The kind of recovery needed in this community is spiritual renewal. We are in a spiritual battle. Without spiritual recovery, no amount of economic recovery will make a difference in this community; or any community, or person.

Up to this point, we have been speaking about a small community recovering economically and a sense of weariness that members of that community may have experienced in the past and still experience today. These same kind of issues are experienced in each of us who are in the recovery of sexual addiction, i.e. without further liking, patience, tolerance, and bored, becoming wearing. In addition, one can experience loneliness in the process of recovery whether in a small community or facing sexual addiction.

Loneliness can be crippling to anyone of us in our daily life even during the process of recovery.

As we face any addiction, each of us will experience weariness and loneliness. Isaiah, in chapter 40 verse 31, gives us hope during our pilgrimage. ‘Yet those who wait for the Lord will gain strength; they will mount up with wings like eagles, they will run and not get tired, they will walk and not become weary.’ Here he gives us hope, strength and endurance to run this race. He goes to say, in chapter 50 verses 4-5, ‘The Lord God has given Me the tongue of disciples. That I may know how to sustain the weary one with a word.’ He goes on to say that, God wakes him in the morning; He awakens his ears ‘to listen as a disciple,’ and he was not disobedient, verses 4-5.

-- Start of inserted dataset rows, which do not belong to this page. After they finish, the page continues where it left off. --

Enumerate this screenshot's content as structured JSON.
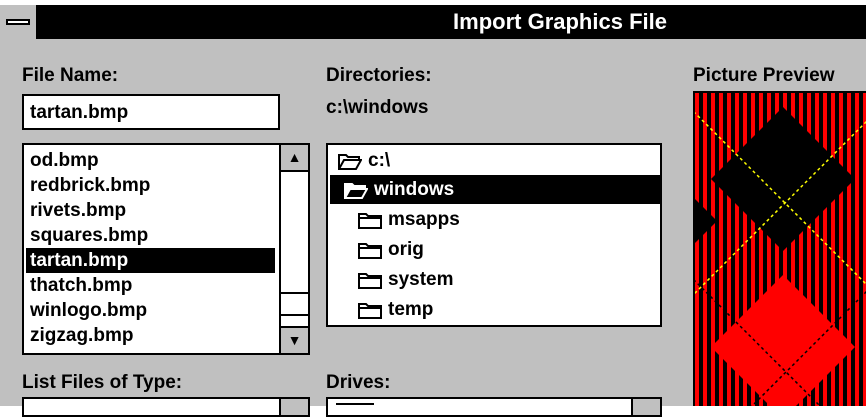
{
  "window": {
    "title": "Import Graphics File"
  },
  "file_name": {
    "label": "File Name:",
    "value": "tartan.bmp"
  },
  "files": {
    "items": [
      "od.bmp",
      "redbrick.bmp",
      "rivets.bmp",
      "squares.bmp",
      "tartan.bmp",
      "thatch.bmp",
      "winlogo.bmp",
      "zigzag.bmp"
    ],
    "selected": "tartan.bmp"
  },
  "directories": {
    "label": "Directories:",
    "current_path": "c:\\windows",
    "tree": [
      {
        "name": "c:\\",
        "icon": "folder-open-icon"
      },
      {
        "name": "windows",
        "icon": "folder-open-icon",
        "selected": true
      },
      {
        "name": "msapps",
        "icon": "folder-icon"
      },
      {
        "name": "orig",
        "icon": "folder-icon"
      },
      {
        "name": "system",
        "icon": "folder-icon"
      },
      {
        "name": "temp",
        "icon": "folder-icon"
      }
    ]
  },
  "list_files_of_type": {
    "label": "List Files of Type:"
  },
  "drives": {
    "label": "Drives:"
  },
  "preview": {
    "label": "Picture Preview"
  },
  "colors": {
    "titlebar": "#000000",
    "dialog_bg": "#c0c0c0",
    "tartan_red": "#ff0000",
    "tartan_black": "#000000",
    "tartan_line": "#ffff00"
  }
}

There are many references to the word all throughout the Scripture. In the Gospels, Jesus makes references about the word, Matthew 4:4; 7:24; Mark 4:14, 18; Luke 1:2. In John 8:32, Jesus says that truth will set you free.

Two important principles found in Isaiah: listening and obedience. First, are we listening to the truth found in God’s Word? As we listen, how is God’s Word changing our lives and transforming us from the inside out? Listening to God is not just sitting in our comfortable chair. It includes asking God, ‘What are You doing around me and how can I join you?’ Second, are we obedient as we listen to God’s Word? Do we have a teachable heart with listening ears? In the process of recovery, this requires us to look beyond ourselves. If we look only within ourselves, there is not much hope. Through God’s grace working in and through us touching and ministering to others gives us hope and purpose.

As we look to God, we need to reach out to others for help and to help. In recovery, this is where having an accountability partner gives us hope and strength during the good times and the tough times. As brothers in Christ, our mission is to give each other support and encouragement to the other person needing help when weary. We are not alone in this battle, and it takes time to recover. Lastly, Jesus gives us a promise in Matthew 11:28-30, to hang onto daily. It reads as follows…

Come to me, all who labor and are heavy laden, and I will give you rest. Take my yoke upon you, and learn from me, for I am gentle and lowly in heart, and you will find rest for your souls. For my yoke is easy, and my burden is light‘, ESV.

This is God’s promise to you and me in the process of recovery during our pilgrimage, and strength to the weary. He will not leave us alone to face life.

For more help see Every Man’s Battle.
Also, please see Being Christian: Exploring Where You, God, and Life Connect.